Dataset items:
++++++++

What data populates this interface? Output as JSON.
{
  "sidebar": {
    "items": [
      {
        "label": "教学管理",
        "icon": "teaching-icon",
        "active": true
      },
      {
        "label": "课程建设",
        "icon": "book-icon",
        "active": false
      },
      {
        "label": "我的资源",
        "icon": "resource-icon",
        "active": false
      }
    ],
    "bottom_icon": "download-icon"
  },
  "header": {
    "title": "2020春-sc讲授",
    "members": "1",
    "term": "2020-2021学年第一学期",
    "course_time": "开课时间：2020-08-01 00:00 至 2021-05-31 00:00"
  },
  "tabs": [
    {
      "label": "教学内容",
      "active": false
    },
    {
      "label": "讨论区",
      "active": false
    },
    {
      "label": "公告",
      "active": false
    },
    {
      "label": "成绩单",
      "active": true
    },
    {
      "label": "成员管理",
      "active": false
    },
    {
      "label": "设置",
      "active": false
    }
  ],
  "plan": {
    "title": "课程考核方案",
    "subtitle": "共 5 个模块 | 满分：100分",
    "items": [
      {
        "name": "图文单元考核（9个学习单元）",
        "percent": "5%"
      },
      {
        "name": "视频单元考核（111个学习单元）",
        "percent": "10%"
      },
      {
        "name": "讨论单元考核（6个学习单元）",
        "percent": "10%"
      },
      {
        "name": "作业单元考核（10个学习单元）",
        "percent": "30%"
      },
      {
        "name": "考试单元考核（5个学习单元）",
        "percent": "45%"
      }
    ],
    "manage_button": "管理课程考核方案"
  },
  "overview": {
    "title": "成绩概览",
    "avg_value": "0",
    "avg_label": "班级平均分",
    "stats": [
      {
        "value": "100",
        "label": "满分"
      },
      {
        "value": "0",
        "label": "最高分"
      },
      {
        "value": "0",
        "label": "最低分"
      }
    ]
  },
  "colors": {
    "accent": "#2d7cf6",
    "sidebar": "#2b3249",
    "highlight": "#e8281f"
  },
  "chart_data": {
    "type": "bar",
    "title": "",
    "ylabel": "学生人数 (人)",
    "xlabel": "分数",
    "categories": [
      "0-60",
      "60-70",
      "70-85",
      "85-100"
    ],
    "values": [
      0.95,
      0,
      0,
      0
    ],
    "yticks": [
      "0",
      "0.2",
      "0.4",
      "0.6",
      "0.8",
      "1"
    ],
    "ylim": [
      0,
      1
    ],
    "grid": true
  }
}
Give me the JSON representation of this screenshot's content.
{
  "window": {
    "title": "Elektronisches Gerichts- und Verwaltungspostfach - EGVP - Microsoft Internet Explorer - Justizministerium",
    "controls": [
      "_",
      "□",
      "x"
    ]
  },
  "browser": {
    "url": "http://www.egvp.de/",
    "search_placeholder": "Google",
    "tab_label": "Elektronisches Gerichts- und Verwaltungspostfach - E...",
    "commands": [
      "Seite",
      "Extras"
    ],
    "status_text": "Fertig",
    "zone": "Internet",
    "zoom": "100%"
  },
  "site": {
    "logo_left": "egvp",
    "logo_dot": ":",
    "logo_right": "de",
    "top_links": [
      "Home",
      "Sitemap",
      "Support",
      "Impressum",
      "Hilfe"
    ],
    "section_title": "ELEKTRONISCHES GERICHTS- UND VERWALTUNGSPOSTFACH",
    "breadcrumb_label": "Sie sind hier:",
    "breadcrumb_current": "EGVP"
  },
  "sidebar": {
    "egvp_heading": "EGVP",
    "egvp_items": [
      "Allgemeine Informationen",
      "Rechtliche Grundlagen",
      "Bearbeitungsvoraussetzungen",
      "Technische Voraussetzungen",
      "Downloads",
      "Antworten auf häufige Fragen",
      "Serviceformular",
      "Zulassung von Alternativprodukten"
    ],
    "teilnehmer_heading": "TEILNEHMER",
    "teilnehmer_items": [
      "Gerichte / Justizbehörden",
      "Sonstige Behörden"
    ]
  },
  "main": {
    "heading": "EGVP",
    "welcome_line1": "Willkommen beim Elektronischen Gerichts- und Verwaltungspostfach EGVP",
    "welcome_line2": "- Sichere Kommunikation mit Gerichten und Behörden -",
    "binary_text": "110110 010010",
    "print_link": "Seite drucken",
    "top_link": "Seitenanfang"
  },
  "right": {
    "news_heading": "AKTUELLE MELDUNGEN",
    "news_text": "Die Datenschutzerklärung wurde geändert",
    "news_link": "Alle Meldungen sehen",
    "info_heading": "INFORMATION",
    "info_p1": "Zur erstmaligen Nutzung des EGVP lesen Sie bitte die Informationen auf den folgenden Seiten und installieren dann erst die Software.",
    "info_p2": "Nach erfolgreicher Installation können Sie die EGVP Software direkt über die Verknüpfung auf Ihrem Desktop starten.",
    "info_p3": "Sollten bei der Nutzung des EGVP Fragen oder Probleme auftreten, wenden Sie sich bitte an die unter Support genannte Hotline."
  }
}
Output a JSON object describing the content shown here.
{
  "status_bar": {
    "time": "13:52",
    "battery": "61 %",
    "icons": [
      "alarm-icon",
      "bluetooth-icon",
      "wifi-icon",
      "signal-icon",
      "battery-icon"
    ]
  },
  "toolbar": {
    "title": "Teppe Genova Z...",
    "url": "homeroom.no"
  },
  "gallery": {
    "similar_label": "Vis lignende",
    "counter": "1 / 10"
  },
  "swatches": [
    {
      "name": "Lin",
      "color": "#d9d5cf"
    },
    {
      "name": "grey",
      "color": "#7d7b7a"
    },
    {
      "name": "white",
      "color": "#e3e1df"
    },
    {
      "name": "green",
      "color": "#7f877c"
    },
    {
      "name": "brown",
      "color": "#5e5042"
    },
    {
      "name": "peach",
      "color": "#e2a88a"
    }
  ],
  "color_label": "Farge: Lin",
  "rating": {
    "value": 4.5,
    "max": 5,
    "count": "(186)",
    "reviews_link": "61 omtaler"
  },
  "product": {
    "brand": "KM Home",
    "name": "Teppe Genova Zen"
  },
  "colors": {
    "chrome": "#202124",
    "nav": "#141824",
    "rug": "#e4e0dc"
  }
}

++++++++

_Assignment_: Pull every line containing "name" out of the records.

_Answer to this exercise_:
        "name": "图文单元考核（9个学习单元）",
        "name": "视频单元考核（111个学习单元）",
        "name": "讨论单元考核（6个学习单元）",
        "name": "作业单元考核（10个学习单元）",
        "name": "考试单元考核（5个学习单元）",
      "name": "Lin",
      "name": "grey",
      "name": "white",
      "name": "green",
      "name": "brown",
      "name": "peach",
    "name": "Teppe Genova Zen"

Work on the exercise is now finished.